++++ DATA PROVIDED
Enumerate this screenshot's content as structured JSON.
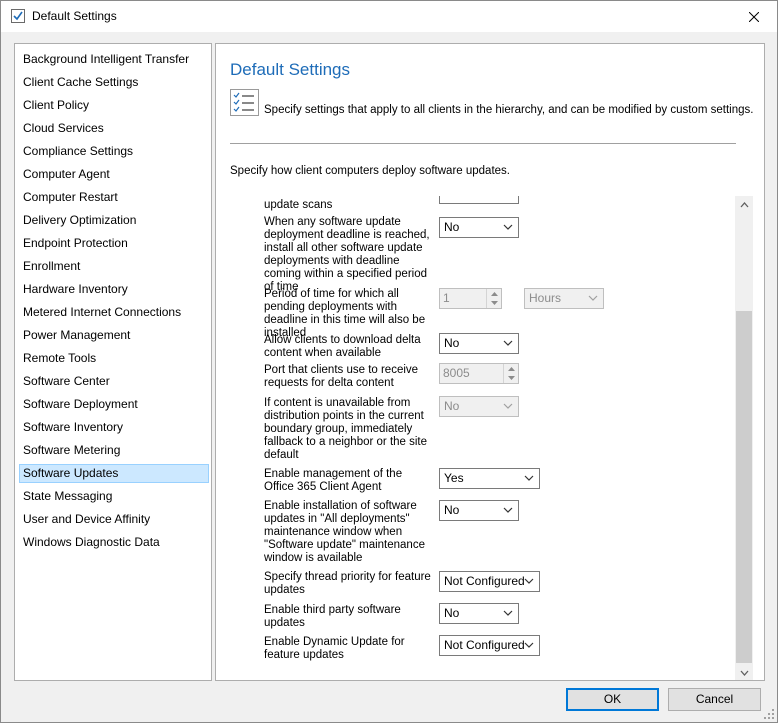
{
  "window": {
    "title": "Default Settings",
    "icon": "settings-document-icon"
  },
  "nav": {
    "items": [
      "Background Intelligent Transfer",
      "Client Cache Settings",
      "Client Policy",
      "Cloud Services",
      "Compliance Settings",
      "Computer Agent",
      "Computer Restart",
      "Delivery Optimization",
      "Endpoint Protection",
      "Enrollment",
      "Hardware Inventory",
      "Metered Internet Connections",
      "Power Management",
      "Remote Tools",
      "Software Center",
      "Software Deployment",
      "Software Inventory",
      "Software Metering",
      "Software Updates",
      "State Messaging",
      "User and Device Affinity",
      "Windows Diagnostic Data"
    ],
    "selected": "Software Updates"
  },
  "header": {
    "title": "Default Settings",
    "description": "Specify settings that apply to all clients in the hierarchy, and can be modified by custom settings.",
    "section": "Specify how client computers deploy software updates."
  },
  "settings": {
    "update_scans_label": "update scans",
    "deadline_reached_label": "When any software update deployment deadline is reached, install all other software update deployments with deadline coming within a specified period of time",
    "deadline_reached_value": "No",
    "period_label": "Period of time for which all pending deployments with deadline in this time will also be installed",
    "period_value": "1",
    "period_unit": "Hours",
    "delta_download_label": "Allow clients to download delta content when available",
    "delta_download_value": "No",
    "delta_port_label": "Port that clients use to receive requests for delta content",
    "delta_port_value": "8005",
    "fallback_label": "If content is unavailable from distribution points in the current boundary group, immediately fallback to a neighbor or the site default",
    "fallback_value": "No",
    "office365_label": "Enable management of the Office 365 Client Agent",
    "office365_value": "Yes",
    "all_deployments_label": "Enable installation of software updates in \"All deployments\" maintenance window when \"Software update\" maintenance window is available",
    "all_deployments_value": "No",
    "thread_priority_label": "Specify thread priority for feature updates",
    "thread_priority_value": "Not Configured",
    "third_party_label": "Enable third party software updates",
    "third_party_value": "No",
    "dynamic_update_label": "Enable Dynamic Update for feature updates",
    "dynamic_update_value": "Not Configured"
  },
  "footer": {
    "ok_label": "OK",
    "cancel_label": "Cancel"
  },
  "colors": {
    "accent": "#1e6cb8",
    "selection": "#cce8ff",
    "default_button_border": "#0078d7"
  }
}
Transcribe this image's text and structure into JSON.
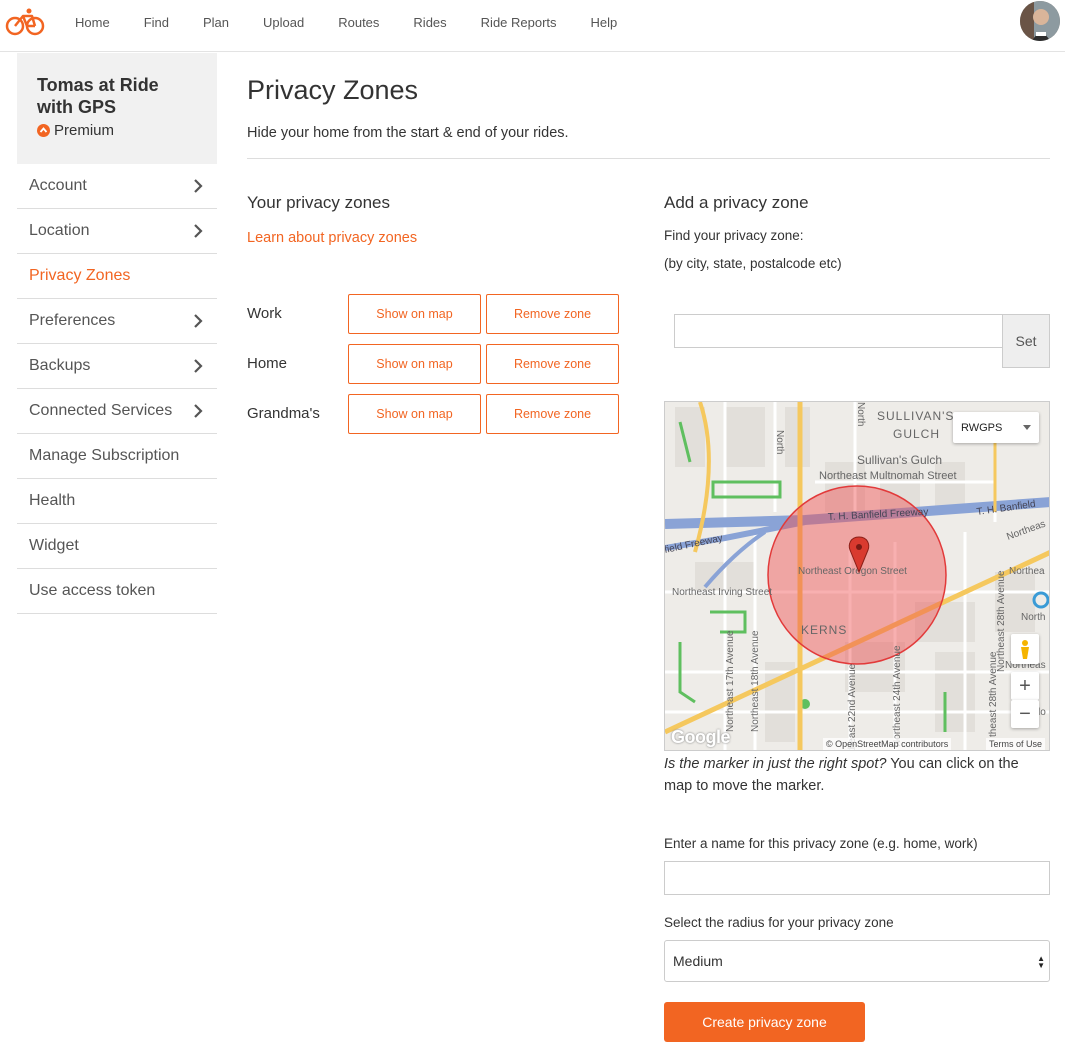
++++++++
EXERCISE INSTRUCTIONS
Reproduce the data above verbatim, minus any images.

EXERCISE OUTPUT
Enumerate this screenshot's content as structured JSON.
{
  "window": {
    "title": "Default Settings",
    "icon": "settings-document-icon"
  },
  "nav": {
    "items": [
      "Background Intelligent Transfer",
      "Client Cache Settings",
      "Client Policy",
      "Cloud Services",
      "Compliance Settings",
      "Computer Agent",
      "Computer Restart",
      "Delivery Optimization",
      "Endpoint Protection",
      "Enrollment",
      "Hardware Inventory",
      "Metered Internet Connections",
      "Power Management",
      "Remote Tools",
      "Software Center",
      "Software Deployment",
      "Software Inventory",
      "Software Metering",
      "Software Updates",
      "State Messaging",
      "User and Device Affinity",
      "Windows Diagnostic Data"
    ],
    "selected": "Software Updates"
  },
  "header": {
    "title": "Default Settings",
    "description": "Specify settings that apply to all clients in the hierarchy, and can be modified by custom settings.",
    "section": "Specify how client computers deploy software updates."
  },
  "settings": {
    "update_scans_label": "update scans",
    "deadline_reached_label": "When any software update deployment deadline is reached, install all other software update deployments with deadline coming within a specified period of time",
    "deadline_reached_value": "No",
    "period_label": "Period of time for which all pending deployments with deadline in this time will also be installed",
    "period_value": "1",
    "period_unit": "Hours",
    "delta_download_label": "Allow clients to download delta content when available",
    "delta_download_value": "No",
    "delta_port_label": "Port that clients use to receive requests for delta content",
    "delta_port_value": "8005",
    "fallback_label": "If content is unavailable from distribution points in the current boundary group, immediately fallback to a neighbor or the site default",
    "fallback_value": "No",
    "office365_label": "Enable management of the Office 365 Client Agent",
    "office365_value": "Yes",
    "all_deployments_label": "Enable installation of software updates in \"All deployments\" maintenance window when \"Software update\" maintenance window is available",
    "all_deployments_value": "No",
    "thread_priority_label": "Specify thread priority for feature updates",
    "thread_priority_value": "Not Configured",
    "third_party_label": "Enable third party software updates",
    "third_party_value": "No",
    "dynamic_update_label": "Enable Dynamic Update for feature updates",
    "dynamic_update_value": "Not Configured"
  },
  "footer": {
    "ok_label": "OK",
    "cancel_label": "Cancel"
  },
  "colors": {
    "accent": "#1e6cb8",
    "selection": "#cce8ff",
    "default_button_border": "#0078d7"
  }
}
Transcribe this image's text and structure into JSON.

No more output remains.